This was confirmed by a visit to Kyapaloni Primary School.  Of the 500 registered pupils, only 112 were present. Only two of the school’s seven teachers had arrived for work.

Amos Twikirize, a Primary Five Teacher summed up their frustration.

“We are confused. There is shortage of food, no motivation and we do not know what to do. Our colleagues are out trying to survive, they cannot stay here all the time without food.”

Debts pile up

Uncertainty over the future, combined with the departure of many immigrant traders, has also hit local entrepreneurs hard.

In the past, enterprising locals borrowed from banks to finance buildings that they rented out as shops, restaurants and accommodation for business people coming into the area.

Now, “Most businessmen and women have fled Kabaale in fear of losing all their money,” according to Samson Bagonza, who owned a number of rentals at Kyapaloni.  “We have no more cash to pay fees or buy food and many of us are indebted to banks,” he adds.

Bagonza’s two children have dropped out of the secondary school in Hoima town. He also has outstanding bank loans he cannot repay. He has had to ask the bank to be patient until he receives government compensation.

“This oil project maybe good to the country but it is making us poorer and heavily indebted,” he says.

Fifty two-year-old Alice, who declined to give her second name, borrowed three million shillings (US$ 1,200) from a micro-finance institution and invested heavily in crop farming. But she was forced to abandon it when she heard the refinery will not spare her land.

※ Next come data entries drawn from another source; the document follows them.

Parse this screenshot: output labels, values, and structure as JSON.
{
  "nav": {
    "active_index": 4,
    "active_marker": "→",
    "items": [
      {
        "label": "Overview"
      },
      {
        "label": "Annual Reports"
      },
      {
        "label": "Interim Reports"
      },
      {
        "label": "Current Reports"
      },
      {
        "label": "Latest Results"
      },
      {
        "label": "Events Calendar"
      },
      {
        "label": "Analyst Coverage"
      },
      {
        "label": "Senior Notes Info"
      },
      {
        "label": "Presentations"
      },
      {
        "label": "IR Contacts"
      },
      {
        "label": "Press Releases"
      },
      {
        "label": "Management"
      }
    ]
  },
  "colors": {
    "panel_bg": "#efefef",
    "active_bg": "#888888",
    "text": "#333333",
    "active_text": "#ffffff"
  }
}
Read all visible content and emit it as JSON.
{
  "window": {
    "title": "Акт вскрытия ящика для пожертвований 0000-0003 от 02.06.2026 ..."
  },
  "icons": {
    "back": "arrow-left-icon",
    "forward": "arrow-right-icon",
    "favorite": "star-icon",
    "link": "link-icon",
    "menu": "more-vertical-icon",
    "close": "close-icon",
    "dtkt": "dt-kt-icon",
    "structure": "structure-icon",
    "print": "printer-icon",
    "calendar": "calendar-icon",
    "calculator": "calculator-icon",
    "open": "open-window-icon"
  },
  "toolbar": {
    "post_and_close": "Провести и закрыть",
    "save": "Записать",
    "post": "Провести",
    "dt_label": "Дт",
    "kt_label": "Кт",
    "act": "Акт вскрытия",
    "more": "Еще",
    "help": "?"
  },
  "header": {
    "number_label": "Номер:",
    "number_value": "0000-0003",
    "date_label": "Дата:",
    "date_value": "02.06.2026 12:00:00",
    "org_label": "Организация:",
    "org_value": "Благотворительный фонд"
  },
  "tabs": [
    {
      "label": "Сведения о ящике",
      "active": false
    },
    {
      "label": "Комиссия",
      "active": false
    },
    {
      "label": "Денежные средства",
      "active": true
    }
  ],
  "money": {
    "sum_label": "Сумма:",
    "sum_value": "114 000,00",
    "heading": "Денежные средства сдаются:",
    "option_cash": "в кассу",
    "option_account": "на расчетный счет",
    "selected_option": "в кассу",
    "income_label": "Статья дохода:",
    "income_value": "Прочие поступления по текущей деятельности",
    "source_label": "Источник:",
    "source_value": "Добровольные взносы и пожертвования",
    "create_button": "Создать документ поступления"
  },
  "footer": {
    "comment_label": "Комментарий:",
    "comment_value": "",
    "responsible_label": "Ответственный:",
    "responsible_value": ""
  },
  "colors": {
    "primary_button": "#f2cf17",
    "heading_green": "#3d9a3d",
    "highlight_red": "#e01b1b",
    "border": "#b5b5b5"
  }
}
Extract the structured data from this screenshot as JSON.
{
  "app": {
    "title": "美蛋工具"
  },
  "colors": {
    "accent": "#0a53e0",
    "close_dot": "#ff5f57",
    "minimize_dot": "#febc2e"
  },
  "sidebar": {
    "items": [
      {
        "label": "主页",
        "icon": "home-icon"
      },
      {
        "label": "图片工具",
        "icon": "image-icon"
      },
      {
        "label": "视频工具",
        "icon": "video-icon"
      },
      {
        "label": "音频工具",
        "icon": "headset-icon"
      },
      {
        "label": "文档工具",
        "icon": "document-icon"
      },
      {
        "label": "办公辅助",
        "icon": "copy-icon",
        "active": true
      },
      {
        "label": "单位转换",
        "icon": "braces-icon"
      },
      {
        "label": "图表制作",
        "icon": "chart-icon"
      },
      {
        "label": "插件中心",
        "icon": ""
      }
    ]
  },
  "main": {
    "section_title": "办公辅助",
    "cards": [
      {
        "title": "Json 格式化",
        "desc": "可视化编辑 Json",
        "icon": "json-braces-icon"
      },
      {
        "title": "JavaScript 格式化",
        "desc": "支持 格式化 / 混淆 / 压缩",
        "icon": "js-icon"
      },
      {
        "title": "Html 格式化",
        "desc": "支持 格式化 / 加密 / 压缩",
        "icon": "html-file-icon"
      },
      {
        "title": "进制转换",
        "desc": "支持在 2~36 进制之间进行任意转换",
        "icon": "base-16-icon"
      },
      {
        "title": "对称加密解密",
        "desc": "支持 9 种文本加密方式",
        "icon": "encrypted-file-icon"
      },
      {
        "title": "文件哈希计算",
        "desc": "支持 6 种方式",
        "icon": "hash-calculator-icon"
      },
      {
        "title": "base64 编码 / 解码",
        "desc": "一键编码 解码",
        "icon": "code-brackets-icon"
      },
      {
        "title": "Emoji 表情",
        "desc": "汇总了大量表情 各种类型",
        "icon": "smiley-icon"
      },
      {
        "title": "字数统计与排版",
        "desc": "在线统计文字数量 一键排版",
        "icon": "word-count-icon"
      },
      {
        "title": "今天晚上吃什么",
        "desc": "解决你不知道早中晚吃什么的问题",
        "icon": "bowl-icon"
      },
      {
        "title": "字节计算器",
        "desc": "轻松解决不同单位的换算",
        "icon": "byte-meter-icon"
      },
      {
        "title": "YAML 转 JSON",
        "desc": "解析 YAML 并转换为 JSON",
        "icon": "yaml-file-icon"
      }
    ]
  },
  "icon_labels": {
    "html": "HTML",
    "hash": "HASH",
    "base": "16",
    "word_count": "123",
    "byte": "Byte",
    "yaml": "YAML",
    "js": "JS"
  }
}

“I am in now in hiding, waiting for the Government to compensate us. The loan owners are looking for me and I have had to switch off my telephone until I get the money to pay,” Alice admitted.

‘How much will we get?’

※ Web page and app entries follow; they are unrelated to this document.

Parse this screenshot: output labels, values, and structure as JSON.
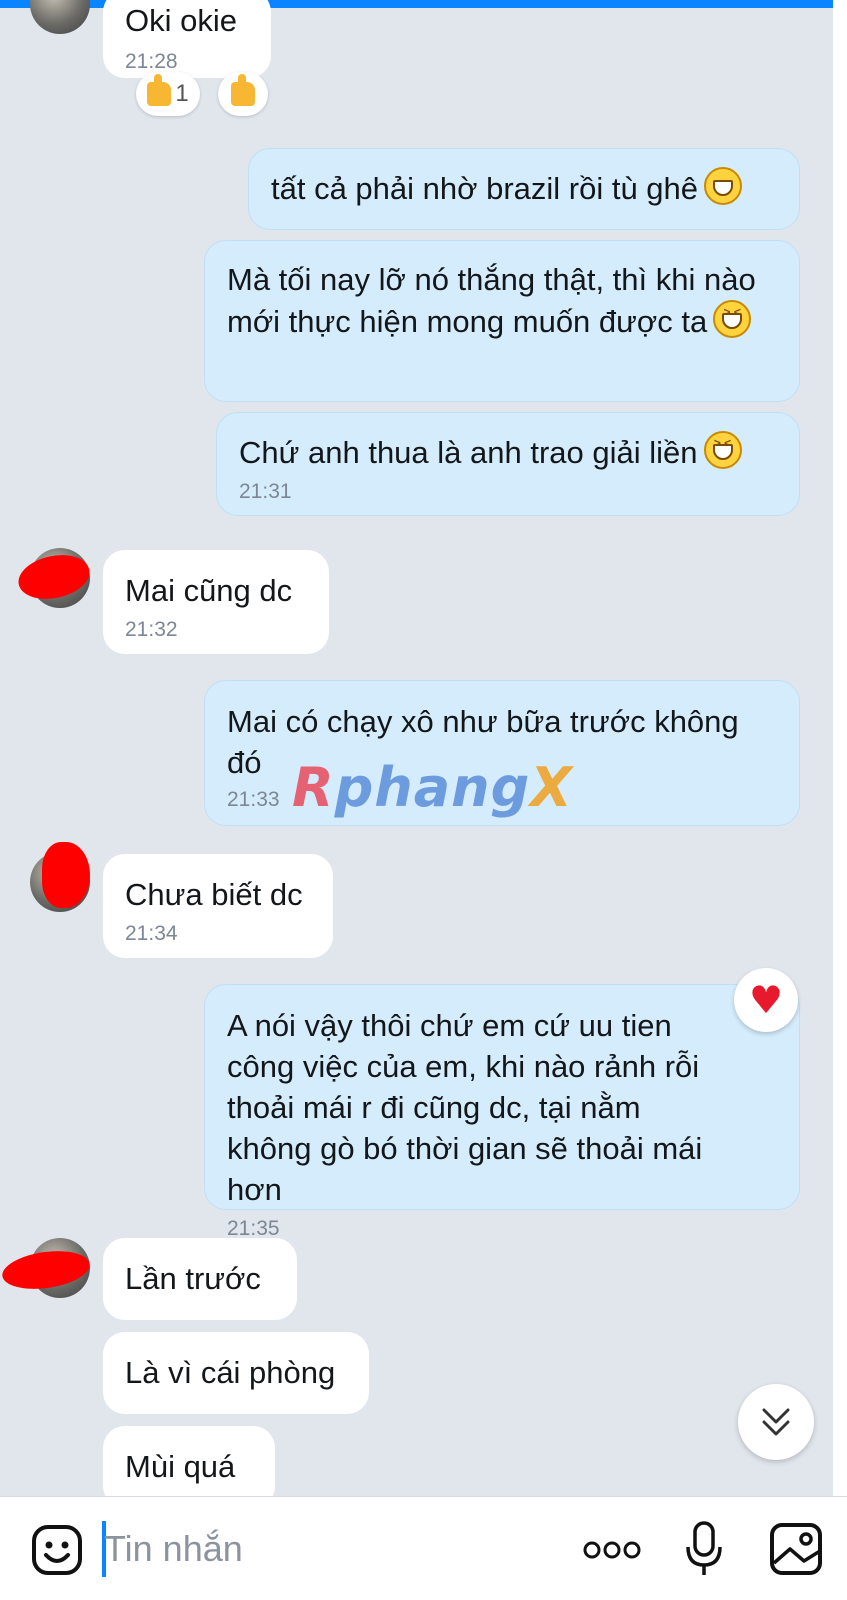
{
  "messages": [
    {
      "text": "Oki okie",
      "time": "21:28"
    },
    {
      "text": "tất cả phải nhờ brazil rồi tù ghê",
      "time": ""
    },
    {
      "text": "Mà tối nay lỡ nó thắng thật, thì khi nào mới thực hiện mong muốn được ta",
      "time": ""
    },
    {
      "text": "Chứ anh thua là anh trao giải liền",
      "time": "21:31"
    },
    {
      "text": "Mai cũng dc",
      "time": "21:32"
    },
    {
      "text": "Mai có chạy xô như bữa trước không đó",
      "time": "21:33"
    },
    {
      "text": "Chưa biết dc",
      "time": "21:34"
    },
    {
      "text": "A nói vậy thôi chứ em cứ uu tien công việc của em, khi nào rảnh rỗi thoải mái r đi cũng dc, tại nằm không gò bó thời gian sẽ thoải mái hơn",
      "time": "21:35"
    },
    {
      "text": "Lần trước",
      "time": ""
    },
    {
      "text": "Là vì cái phòng",
      "time": ""
    },
    {
      "text": "Mùi quá",
      "time": ""
    }
  ],
  "reactions": {
    "thumbs_count": "1"
  },
  "watermark": {
    "first": "R",
    "middle": "phang",
    "last": "X"
  },
  "composer": {
    "placeholder": "Tin nhắn"
  },
  "colors": {
    "accent": "#0a84ff",
    "outgoing_bubble": "#d5ecfd",
    "incoming_bubble": "#ffffff",
    "background": "#e1e6ed",
    "heart": "#e8192c"
  },
  "icons": [
    "sticker-icon",
    "more-icon",
    "microphone-icon",
    "image-icon",
    "chevron-double-down-icon",
    "heart-icon",
    "thumbs-up-icon",
    "grinning-emoji-icon",
    "laughing-emoji-icon"
  ]
}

Those who are due compensation do not yet know how much they will get.

“We are like chicken whose heads have been cut off waiting to be slaughtered. We do not know when they will compensate us, how much and where we shall move,” 42-year-old Albert Edema angrily complains.

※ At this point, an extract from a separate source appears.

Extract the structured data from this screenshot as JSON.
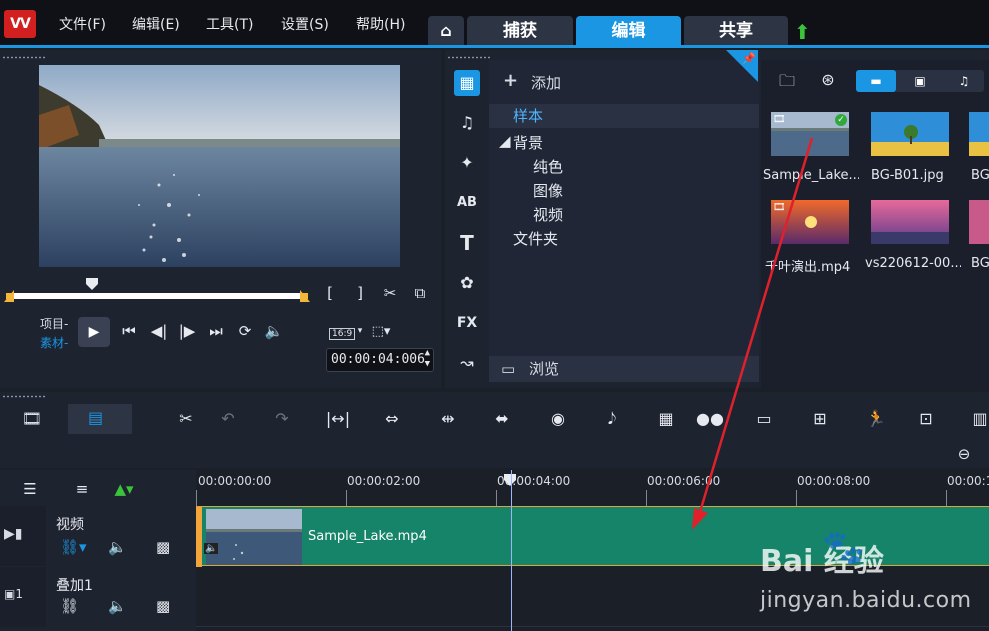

He worries that they will be paid less than the real value of the land, and that they will find it hard to acquire expensive land elsewhere.  He adds that while some residents want to be paid cash, others asked to be compensated with plots of land elsewhere.

Many villagers are expecting multimillion shilling settlements. However, sources in the government lands valuation departing revealed to Oil in Uganda that cash compensation is likely to be set in the region of 100,000 shillings per acre—substantially below local expectations.

Government response

Energy and Mineral Development Minister, Irene Muloni, told Oil in Uganda that the government will respect the choice of Kabaale parishioners as to whether they receive cash or land compensation.

She added that the government will help them to find alternative settlement areas, and give them two to three months to re-locate from the refinery area.

“These are our people. We are working for them, they cannot be thrown out without help,” she said.

Hon. Muloni also stated that compensation rates will reflect the best prevailing prices of the land in the areas affected. This, she said, would be determined by government valuers.

But as the local people wait for compensation, they are requesting relief food.

However, the Energy Minister called upon people to continue growing their crops until they are relocated. “There is nobody stopping them from growing food until the final relocation,” she clarified.

Bashir Hangi, a Communications Officer with the Petroleum Exploration and Production Department, also denied reports that government told local residents not to plant crops on the proposed site. “Instead, we told them that those who plant crops after the evaluation process will not be compensated.”

But this gave local farmers an incentive, if not an instruction, to down tools.

Hangi explained that the consultancy company is currently receiving comments and feedback on on their resettlement study.

“By the end of this month, we should have received the final report. We shall then implement,” he said.

He was unable to say, however, to give a firm date when the implantation will begin.

Report by FW